From: Dustin Hurt
Time: 8:31:30 PM
Remote Name: 18.104.22.168
Dustin Hurt History 67 21 February, 2000

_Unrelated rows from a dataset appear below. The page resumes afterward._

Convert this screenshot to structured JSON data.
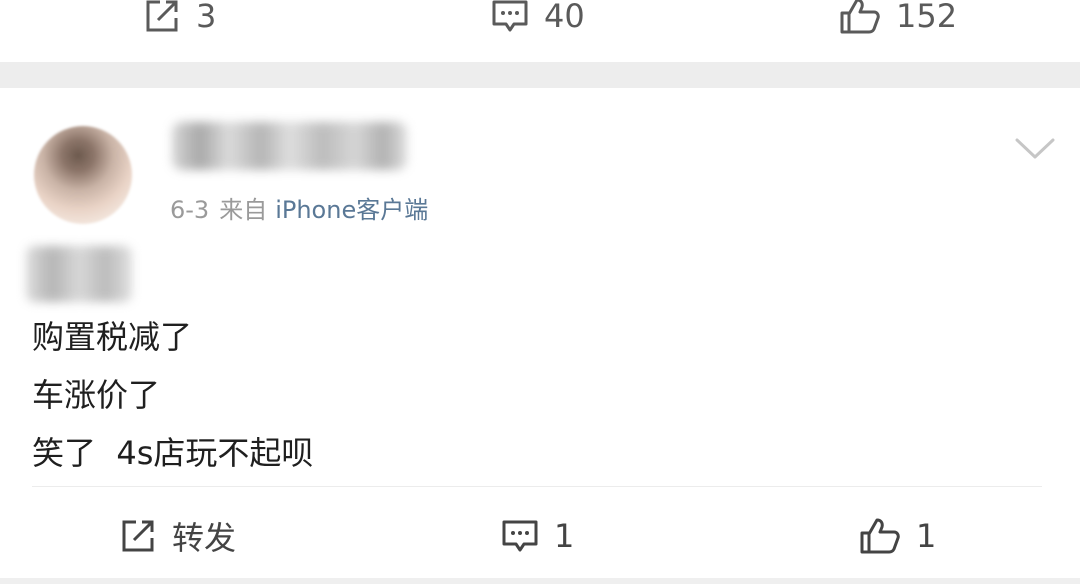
{
  "prev_post_actions": {
    "repost_count": "3",
    "comment_count": "40",
    "like_count": "152"
  },
  "post": {
    "date": "6-3",
    "source_prefix": "来自",
    "source_client": "iPhone客户端",
    "lines": [
      "购置税减了",
      "车涨价了",
      "笑了  4s店玩不起呗"
    ],
    "actions": {
      "repost_label": "转发",
      "comment_count": "1",
      "like_count": "1"
    }
  },
  "icons": {
    "repost": "share-icon",
    "comment": "comment-icon",
    "like": "thumbs-up-icon",
    "more": "chevron-down-icon"
  },
  "colors": {
    "link": "#5a7896",
    "meta": "#9a9a9a",
    "icon": "#5a5a5a",
    "separator": "#ededed"
  }
}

When the founders of America imagined a capital city they imagined one that contained the best parts of several European models. In Jefferson’s letter to L’Enfant he refers to the cities of Frankfort-on-the-Mayne, Carlsruhe, Amsterdam, Strasburg, Paris, Orleans, Bordeaux, Lyons, Montpelier, Marseilles, Turin, and Milan, as cities that he likes. He even goes as far as providing the designer with detailed maps with observations on each. The city was to be a where the government would be centrally located and easy to get to. It would have a deep port for commerce and public parks for convenient everyday recreation. The "Mall", as one such park was called, was to contain "public buildings to house government offices, museums, theaters, and foreign embassies, providing "...all such sort of places as may be attractive to the learned and afford diversion to the idle."" The man that founders turned to was Pierre Charles L'Enfant. He was an engineer from France who had earned the recognition of George Washington during the Revolutionary War. L'Enfant had worked on projects such as Federal Hall in New York City before being appointed to design a new capital city in 1791. A year later he was let go from the project because of a disagreement with the committee that Washington had appointed to oversee the new capital.